Since then, McCarthy has vowed to keep Schiff and Swalwell from returning to the Intelligence panel — a pledge he amplified on Capitol Hill this month, when he accused the pair of politicizing the committee. 

“I’m doing exactly what we’re supposed to do,” McCarthy said.

The accusations Republicans are leveling against Schiff and Swalwell are unique to each lawmaker. 

Schiff, as former chairman of the Intelligence Committee, had led the investigations into former President Trump’s ties to Russia, and he was the lead manager in Trump’s first impeachment, which centered around charges that Trump had leveraged U.S. military aid to pressure Ukrainian leaders to investigate his political rivals. Republicans have accused Schiff of lying to the public during the course of those probes. 

In Swalwell’s case, Republicans are pointing to his association with a suspected Chinese spy who had helped fundraise for Swalwell’s 2014 reelection campaign — an episode first revealed publicly in 2020. After the FBI informed Swalwell of their concern, he cut ties with the Chinese national, who fled to Beijing. But that’s done nothing to temper the attacks from Republicans accusing Swalwell of being a national security risk.  

“If you got the briefing I got from the FBI, you wouldn’t have Swalwell on any committee,” McCarthy told reporters this month.

Fact-checkers have repeatedly found the GOP accusations to be false. And Democrats maintain that McCarthy’s threats are just another of the many concessions he had to make to the conservative detractors who fought to deny him the gavel earlier in the month. 

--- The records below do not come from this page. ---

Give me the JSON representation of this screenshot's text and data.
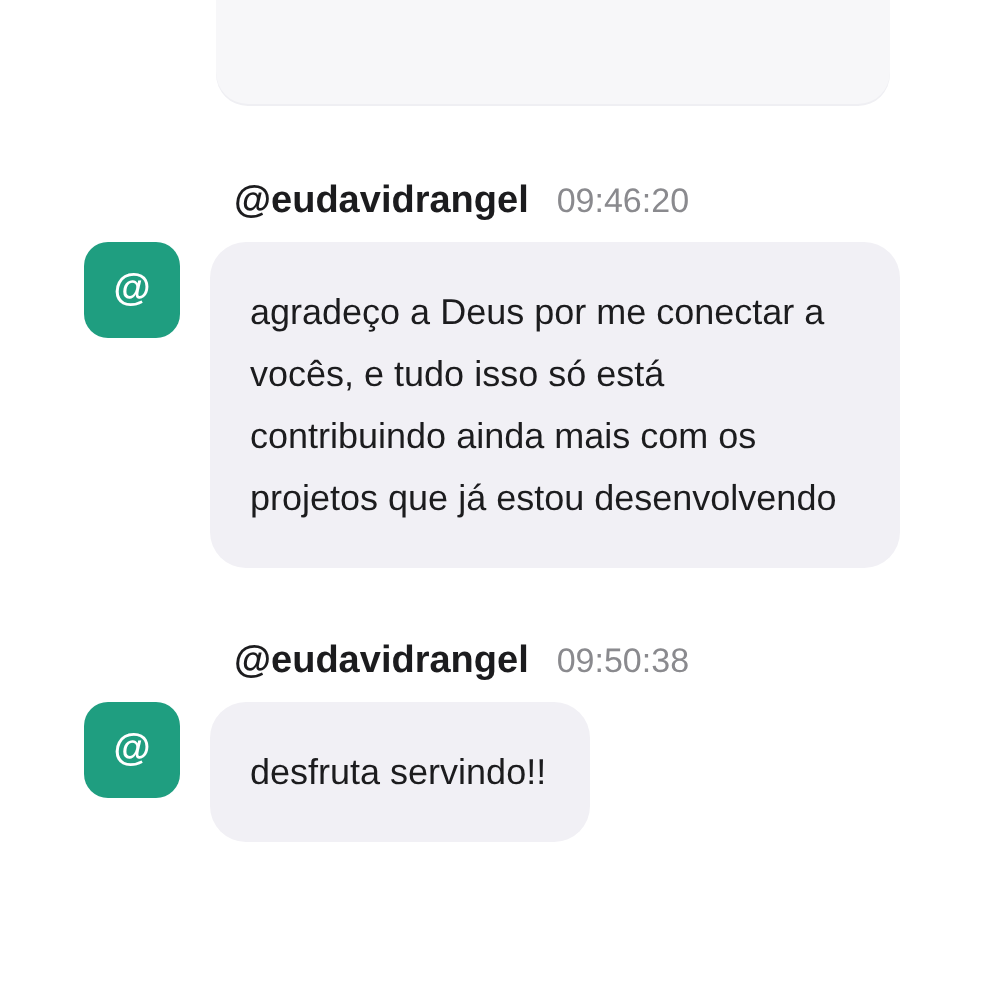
{
  "messages": [
    {
      "username": "@eudavidrangel",
      "time": "09:46:20",
      "avatar": "@",
      "text": "agradeço a Deus por me conectar a vocês, e tudo isso só está contribuindo ainda mais com os projetos que já estou desenvolvendo"
    },
    {
      "username": "@eudavidrangel",
      "time": "09:50:38",
      "avatar": "@",
      "text": "desfruta servindo!!"
    }
  ]
}
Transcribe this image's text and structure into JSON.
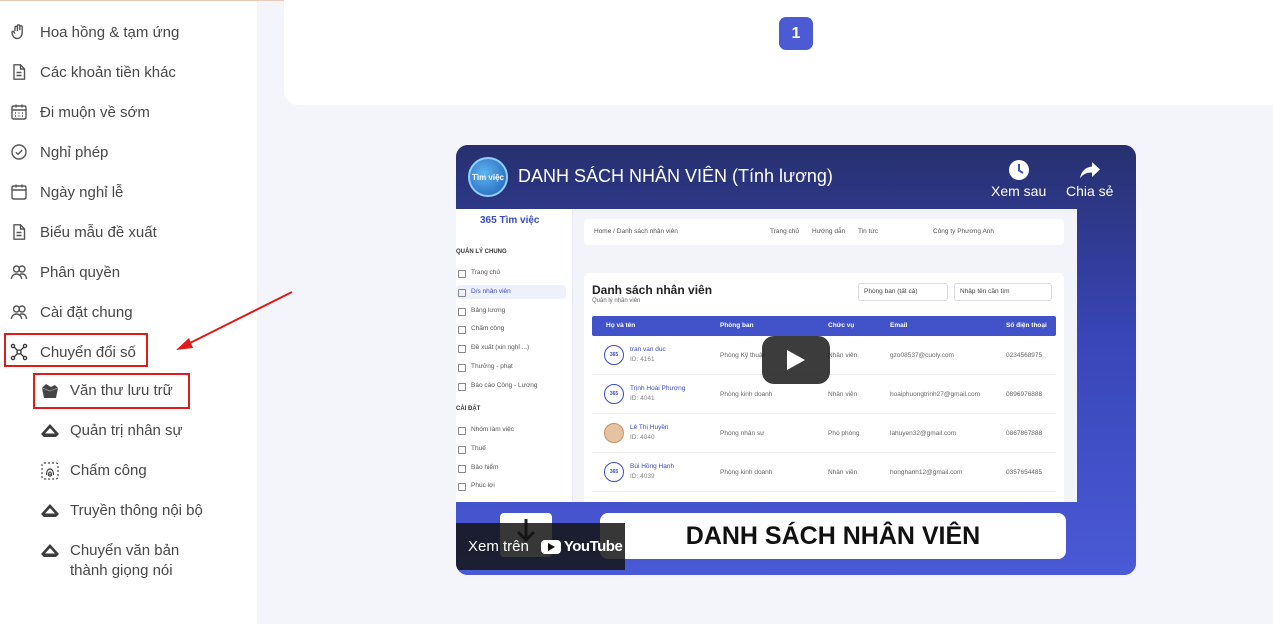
{
  "sidebar": {
    "items": [
      {
        "label": "Hoa hồng & tạm ứng",
        "icon": "hand-icon"
      },
      {
        "label": "Các khoản tiền khác",
        "icon": "document-icon"
      },
      {
        "label": "Đi muộn về sớm",
        "icon": "calendar-grid-icon"
      },
      {
        "label": "Nghỉ phép",
        "icon": "check-circle-icon"
      },
      {
        "label": "Ngày nghỉ lễ",
        "icon": "calendar-icon"
      },
      {
        "label": "Biểu mẫu đề xuất",
        "icon": "form-icon"
      },
      {
        "label": "Phân quyền",
        "icon": "users-icon"
      },
      {
        "label": "Cài đặt chung",
        "icon": "users-settings-icon"
      },
      {
        "label": "Chuyển đổi số",
        "icon": "network-icon"
      }
    ],
    "subitems": [
      {
        "label": "Văn thư lưu trữ",
        "icon": "archive-icon"
      },
      {
        "label": "Quản trị nhân sự",
        "icon": "app-logo-icon"
      },
      {
        "label": "Chấm công",
        "icon": "fingerprint-icon"
      },
      {
        "label": "Truyền thông nội bộ",
        "icon": "app-logo-icon"
      },
      {
        "label": "Chuyển văn bản thành giọng nói",
        "icon": "app-logo-icon"
      }
    ]
  },
  "pagination": {
    "current_page": "1"
  },
  "video": {
    "title": "DANH SÁCH NHÂN VIÊN (Tính lương)",
    "watch_later": "Xem sau",
    "share": "Chia sẻ",
    "watch_on": "Xem trên",
    "youtube": "YouTube",
    "banner_text": "DANH SÁCH NHÂN VIÊN",
    "channel_avatar_text": "Tìm việc"
  },
  "embedded": {
    "logo": "365 Tìm việc",
    "section_general": "QUẢN LÝ CHUNG",
    "links_general": [
      "Trang chủ",
      "D/s nhân viên",
      "Bảng lương",
      "Chấm công",
      "Đề xuất (xin nghỉ ...)",
      "Thưởng - phạt",
      "Báo cáo Công - Lương"
    ],
    "section_settings": "CÀI ĐẶT",
    "links_settings": [
      "Nhóm làm việc",
      "Thuế",
      "Bảo hiểm",
      "Phúc lợi"
    ],
    "breadcrumb": "Home / Danh sách nhân viên",
    "top_links": [
      "Trang chủ",
      "Hướng dẫn",
      "Tin tức"
    ],
    "company": "Công ty Phương Anh",
    "panel_title": "Danh sách nhân viên",
    "panel_subtitle": "Quản lý nhân viên",
    "filter_department": "Phòng ban (tất cả)",
    "filter_search": "Nhập tên cần tìm",
    "columns": [
      "Họ và tên",
      "Phòng ban",
      "Chức vụ",
      "Email",
      "Số điện thoại"
    ],
    "rows": [
      {
        "name": "tran van duc",
        "id": "ID: 4161",
        "department": "Phòng Kỹ thuật",
        "position": "Nhân viên",
        "email": "gzo08537@cuoly.com",
        "phone": "0234568975"
      },
      {
        "name": "Trịnh Hoài Phương",
        "id": "ID: 4041",
        "department": "Phòng kinh doanh",
        "position": "Nhân viên",
        "email": "hoaiphuongtrinh27@gmail.com",
        "phone": "0896976888"
      },
      {
        "name": "Lê Thị Huyền",
        "id": "ID: 4040",
        "department": "Phòng nhân sự",
        "position": "Phó phòng",
        "email": "lahuyen32@gmail.com",
        "phone": "0867867888"
      },
      {
        "name": "Bùi Hồng Hạnh",
        "id": "ID: 4039",
        "department": "Phòng kinh doanh",
        "position": "Nhân viên",
        "email": "honghanh12@gmail.com",
        "phone": "0357654485"
      }
    ]
  },
  "colors": {
    "highlight": "#e01b1b",
    "accent": "#4c5bd4"
  }
}
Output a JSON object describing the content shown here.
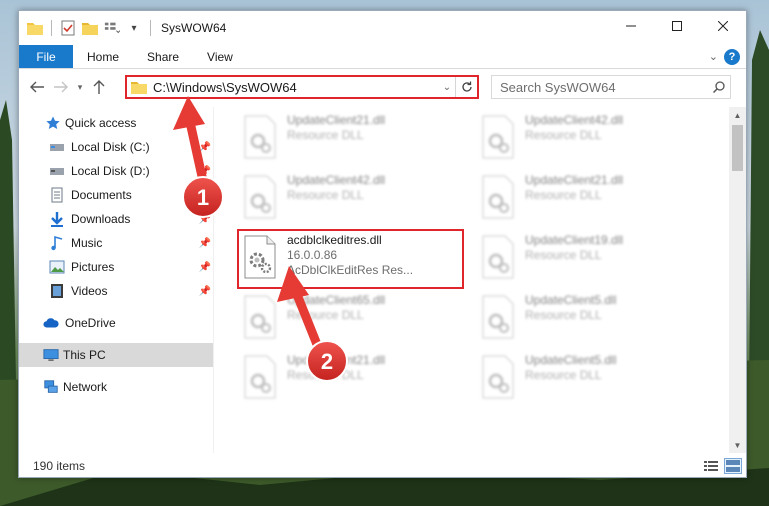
{
  "window": {
    "title": "SysWOW64",
    "controls": {
      "minimize": "—",
      "maximize": "☐",
      "close": "✕"
    }
  },
  "ribbon": {
    "tabs": [
      "File",
      "Home",
      "Share",
      "View"
    ],
    "help": "?"
  },
  "address": {
    "path": "C:\\Windows\\SysWOW64",
    "search_placeholder": "Search SysWOW64"
  },
  "nav": {
    "items": [
      {
        "label": "Quick access",
        "icon": "star-icon"
      },
      {
        "label": "Local Disk (C:)",
        "icon": "drive-icon",
        "pinned": true
      },
      {
        "label": "Local Disk (D:)",
        "icon": "drive-icon",
        "pinned": true
      },
      {
        "label": "Documents",
        "icon": "documents-icon",
        "pinned": true
      },
      {
        "label": "Downloads",
        "icon": "downloads-icon",
        "pinned": true
      },
      {
        "label": "Music",
        "icon": "music-icon",
        "pinned": true
      },
      {
        "label": "Pictures",
        "icon": "pictures-icon",
        "pinned": true
      },
      {
        "label": "Videos",
        "icon": "videos-icon",
        "pinned": true
      },
      {
        "label": "OneDrive",
        "icon": "onedrive-icon"
      },
      {
        "label": "This PC",
        "icon": "computer-icon",
        "selected": true
      },
      {
        "label": "Network",
        "icon": "network-icon"
      }
    ]
  },
  "files": {
    "left": [
      {
        "name": "UpdateClient21.dll",
        "type": "Resource DLL"
      },
      {
        "name": "UpdateClient42.dll",
        "type": "Resource DLL"
      },
      {
        "name": "acdblclkeditres.dll",
        "version": "16.0.0.86",
        "description": "AcDblClkEditRes Res..."
      },
      {
        "name": "UpdateClient65.dll",
        "type": "Resource DLL"
      },
      {
        "name": "UpdateClient21.dll",
        "type": "Resource DLL"
      }
    ],
    "right": [
      {
        "name": "UpdateClient42.dll",
        "type": "Resource DLL"
      },
      {
        "name": "UpdateClient21.dll",
        "type": "Resource DLL"
      },
      {
        "name": "UpdateClient19.dll",
        "type": "Resource DLL"
      },
      {
        "name": "UpdateClient5.dll",
        "type": "Resource DLL"
      },
      {
        "name": "UpdateClient5.dll",
        "type": "Resource DLL"
      }
    ]
  },
  "status": {
    "item_count": "190 items"
  },
  "annotations": {
    "step1": "1",
    "step2": "2"
  },
  "colors": {
    "accent": "#1979ca",
    "highlight": "#e0262b",
    "selected_nav": "#d9d9d9"
  }
}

“This is Kevin McCarthy once again catering to the most right-wing elements of his conference and doing the will of the former president as well,” Schiff said Monday in an interview with MSNBC. “It’s just a further destruction of our norms and, I think, deterioration of our democracy.”

Jeffries, in his letter to McCarthy, sought to distinguish between each party’s standards when it comes to committee evictions, noting that both Greene and Gosar were removed by a vote of the full House after revelations that they had promoted violence against Democrats. Both votes, Jeffries emphasized, had some Republican support.  

“This action was taken by both Democrats and Republicans given the seriousness of the conduct involved, particularly in the aftermath of a violent insurrection and attack on the Capitol,” Jeffries wrote. “It does not serve as precedent or justification for the removal of Representatives Schiff and Swalwell, given that they have never exhibited violent thoughts or behavior.”

In nominating the California Democrats, Jeffries went out of his way to force McCarthy’s hand. 

Under Intelligence Committee rules, rank-and-file members are limited to four cycles — a cap Swalwell has hit — meaning that Jeffries could have simply replaced Swalwell with a less controversial Democrat. Instead, he waived the term limit in order to force McCarthy to take the aggressive step of intervening to block Swalwell from the panel. Schiff, as ranking member, is exempt from the cap. 

It’s unclear when McCarthy will announce the expected decision to block the pair. The Speaker was in Florida on Monday for an annual gathering of GOP leaders. A spokesman did not respond to a request for comment. 

Separately, the House Democratic Steering and Policy Committee is scheduled to meet this week to finalize the party’s committee rosters, including the expected move to put Omar, one of three Muslim lawmakers in Congress, on the Foreign Affairs panel, according to several sources familiar with the Democrats’ plans. 

The Minnesota Democrat, a Somali refugee, has been highly critical of the Israeli government and its supporters, particularly on issues related to human rights in Palestine, leading to charges of antisemitism. In one 2019 episode, Omar was forced to apologize after suggesting wealthy Jews are buying congressional support for Israel.

Unlike the Intelligence panel, the members of the Foreign Affairs Committee are chosen by each party and ratified by the full House, meaning McCarthy cannot unilaterally block Omar from taking her seat. Instead, GOP leaders are expected to remove her from the panel on the House floor, as was the case with Greene and Gosar.